■ **Description of the task**: Below are the records; collect from them each line containing the string "Ctrl".

■ **Provided entries**:
--*--

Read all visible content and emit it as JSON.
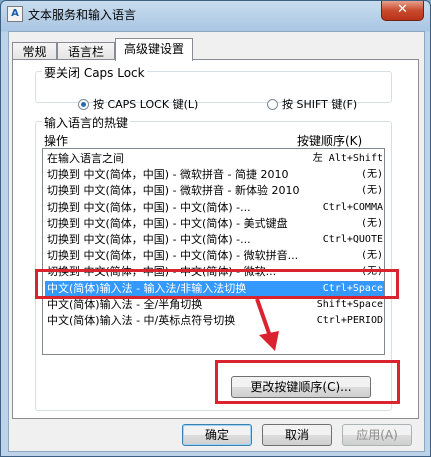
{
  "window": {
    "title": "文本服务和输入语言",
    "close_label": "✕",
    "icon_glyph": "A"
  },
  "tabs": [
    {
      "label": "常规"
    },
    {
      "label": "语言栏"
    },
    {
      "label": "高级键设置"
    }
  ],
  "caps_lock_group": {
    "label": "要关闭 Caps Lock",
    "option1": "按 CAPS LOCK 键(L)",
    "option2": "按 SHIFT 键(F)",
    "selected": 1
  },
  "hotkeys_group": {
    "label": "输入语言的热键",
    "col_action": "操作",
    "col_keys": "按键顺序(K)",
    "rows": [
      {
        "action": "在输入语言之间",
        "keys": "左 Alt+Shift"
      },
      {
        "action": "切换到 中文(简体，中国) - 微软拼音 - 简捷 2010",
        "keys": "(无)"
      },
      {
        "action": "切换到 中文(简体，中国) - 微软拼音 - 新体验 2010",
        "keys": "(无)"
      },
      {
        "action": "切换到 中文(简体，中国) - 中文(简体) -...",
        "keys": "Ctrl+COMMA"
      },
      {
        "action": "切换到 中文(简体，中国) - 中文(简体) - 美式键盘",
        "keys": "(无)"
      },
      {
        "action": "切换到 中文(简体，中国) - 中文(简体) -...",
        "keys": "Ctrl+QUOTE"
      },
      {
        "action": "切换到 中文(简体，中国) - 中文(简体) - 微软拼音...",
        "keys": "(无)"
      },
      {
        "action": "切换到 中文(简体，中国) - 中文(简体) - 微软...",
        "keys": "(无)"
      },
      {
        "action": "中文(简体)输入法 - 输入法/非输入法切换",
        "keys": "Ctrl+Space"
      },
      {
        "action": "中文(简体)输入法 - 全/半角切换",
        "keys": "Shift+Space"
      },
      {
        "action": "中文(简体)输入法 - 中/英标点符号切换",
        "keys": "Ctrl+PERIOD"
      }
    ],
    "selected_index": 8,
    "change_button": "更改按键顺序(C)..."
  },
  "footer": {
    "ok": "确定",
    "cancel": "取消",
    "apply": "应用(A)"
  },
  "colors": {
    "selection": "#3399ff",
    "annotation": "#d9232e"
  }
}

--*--

■ **Answer space**:
        "keys": "Ctrl+COMMA"
        "keys": "Ctrl+QUOTE"
        "keys": "Ctrl+Space"
        "keys": "Ctrl+PERIOD"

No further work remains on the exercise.